(Beginning of RAW DATA)
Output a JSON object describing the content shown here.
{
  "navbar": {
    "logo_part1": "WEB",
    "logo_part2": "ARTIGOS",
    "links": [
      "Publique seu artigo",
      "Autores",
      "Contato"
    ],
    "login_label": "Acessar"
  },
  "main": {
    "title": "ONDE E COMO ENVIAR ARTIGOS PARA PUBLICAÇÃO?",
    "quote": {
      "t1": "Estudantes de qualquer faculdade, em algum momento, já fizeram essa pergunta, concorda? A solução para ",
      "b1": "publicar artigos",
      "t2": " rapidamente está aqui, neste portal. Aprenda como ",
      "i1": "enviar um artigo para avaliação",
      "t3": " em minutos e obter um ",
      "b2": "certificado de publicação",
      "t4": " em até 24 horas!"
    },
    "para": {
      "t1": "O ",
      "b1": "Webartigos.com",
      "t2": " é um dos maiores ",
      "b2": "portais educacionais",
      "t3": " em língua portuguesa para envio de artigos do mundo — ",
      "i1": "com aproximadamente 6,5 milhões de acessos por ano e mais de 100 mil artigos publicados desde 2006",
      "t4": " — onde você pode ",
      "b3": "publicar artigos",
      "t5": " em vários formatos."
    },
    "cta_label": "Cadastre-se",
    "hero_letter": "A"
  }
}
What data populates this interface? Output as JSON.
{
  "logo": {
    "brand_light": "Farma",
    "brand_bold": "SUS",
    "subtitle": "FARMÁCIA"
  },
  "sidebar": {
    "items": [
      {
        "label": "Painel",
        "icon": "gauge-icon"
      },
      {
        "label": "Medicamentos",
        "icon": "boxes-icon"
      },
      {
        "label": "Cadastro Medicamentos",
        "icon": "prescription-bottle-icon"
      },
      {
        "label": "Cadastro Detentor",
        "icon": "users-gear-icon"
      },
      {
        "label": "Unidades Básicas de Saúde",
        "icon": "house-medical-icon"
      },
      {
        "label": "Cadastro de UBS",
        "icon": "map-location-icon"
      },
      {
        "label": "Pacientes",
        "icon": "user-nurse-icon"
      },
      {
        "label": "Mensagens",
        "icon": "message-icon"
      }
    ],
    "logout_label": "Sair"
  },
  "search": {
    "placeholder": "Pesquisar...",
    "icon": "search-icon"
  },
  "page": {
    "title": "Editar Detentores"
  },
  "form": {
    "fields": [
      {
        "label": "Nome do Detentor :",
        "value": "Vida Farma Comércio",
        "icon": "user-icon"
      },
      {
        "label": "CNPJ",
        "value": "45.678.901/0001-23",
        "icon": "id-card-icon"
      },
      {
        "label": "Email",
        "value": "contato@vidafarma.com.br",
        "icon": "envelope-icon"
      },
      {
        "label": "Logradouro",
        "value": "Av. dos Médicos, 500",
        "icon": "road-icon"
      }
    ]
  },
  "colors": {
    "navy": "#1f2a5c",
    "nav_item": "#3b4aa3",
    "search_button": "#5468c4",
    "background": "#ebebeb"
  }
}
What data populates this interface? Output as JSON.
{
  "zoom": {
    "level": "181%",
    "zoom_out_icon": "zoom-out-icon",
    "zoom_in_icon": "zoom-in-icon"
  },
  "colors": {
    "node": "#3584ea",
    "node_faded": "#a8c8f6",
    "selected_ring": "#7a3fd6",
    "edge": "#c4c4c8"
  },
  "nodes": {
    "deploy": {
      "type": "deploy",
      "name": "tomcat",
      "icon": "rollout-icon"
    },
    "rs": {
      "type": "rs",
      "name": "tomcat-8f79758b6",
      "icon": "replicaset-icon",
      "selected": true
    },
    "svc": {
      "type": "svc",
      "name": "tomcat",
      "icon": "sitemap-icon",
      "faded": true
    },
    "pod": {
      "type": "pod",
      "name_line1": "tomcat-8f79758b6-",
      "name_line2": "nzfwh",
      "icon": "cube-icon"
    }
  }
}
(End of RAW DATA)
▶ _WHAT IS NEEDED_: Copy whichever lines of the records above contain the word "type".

▶ _EXERCISE OUTPUT_:
      "type": "deploy",
      "type": "rs",
      "type": "svc",
      "type": "pod",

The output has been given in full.